**WHAT THE TASK ASKS**
Report the number of lines in the data below that hold "name", without any other words.

##### SOURCE INFORMATION

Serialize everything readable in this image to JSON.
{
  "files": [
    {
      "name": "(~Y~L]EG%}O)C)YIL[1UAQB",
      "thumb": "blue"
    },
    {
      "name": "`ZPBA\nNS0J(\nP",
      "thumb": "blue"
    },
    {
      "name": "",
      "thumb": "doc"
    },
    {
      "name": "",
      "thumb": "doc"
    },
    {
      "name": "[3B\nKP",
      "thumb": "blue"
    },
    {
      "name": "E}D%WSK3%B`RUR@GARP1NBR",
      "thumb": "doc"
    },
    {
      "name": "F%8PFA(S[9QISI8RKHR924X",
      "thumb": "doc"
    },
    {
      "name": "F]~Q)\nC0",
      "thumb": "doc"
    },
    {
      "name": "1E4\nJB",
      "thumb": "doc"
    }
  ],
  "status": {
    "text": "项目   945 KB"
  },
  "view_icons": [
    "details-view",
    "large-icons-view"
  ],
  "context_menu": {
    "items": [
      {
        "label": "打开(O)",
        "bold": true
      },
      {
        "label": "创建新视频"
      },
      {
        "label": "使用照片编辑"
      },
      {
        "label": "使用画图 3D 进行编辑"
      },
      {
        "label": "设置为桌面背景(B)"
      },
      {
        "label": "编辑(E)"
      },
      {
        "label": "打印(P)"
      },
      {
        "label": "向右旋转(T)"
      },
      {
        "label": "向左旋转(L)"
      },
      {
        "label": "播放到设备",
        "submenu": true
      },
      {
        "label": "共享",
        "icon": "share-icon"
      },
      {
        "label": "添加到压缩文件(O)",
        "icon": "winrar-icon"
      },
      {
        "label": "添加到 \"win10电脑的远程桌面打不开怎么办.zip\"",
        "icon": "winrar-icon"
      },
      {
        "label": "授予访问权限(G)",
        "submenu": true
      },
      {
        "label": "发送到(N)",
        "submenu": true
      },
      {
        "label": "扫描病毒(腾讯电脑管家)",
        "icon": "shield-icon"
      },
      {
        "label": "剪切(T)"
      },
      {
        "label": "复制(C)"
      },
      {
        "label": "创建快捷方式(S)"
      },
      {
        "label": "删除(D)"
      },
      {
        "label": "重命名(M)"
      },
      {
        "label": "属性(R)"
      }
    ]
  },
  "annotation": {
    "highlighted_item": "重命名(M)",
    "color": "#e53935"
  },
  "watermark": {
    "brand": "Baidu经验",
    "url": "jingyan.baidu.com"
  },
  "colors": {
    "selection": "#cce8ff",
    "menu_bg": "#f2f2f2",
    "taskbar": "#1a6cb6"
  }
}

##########

**ANSWER TO THE PROBLEM**
9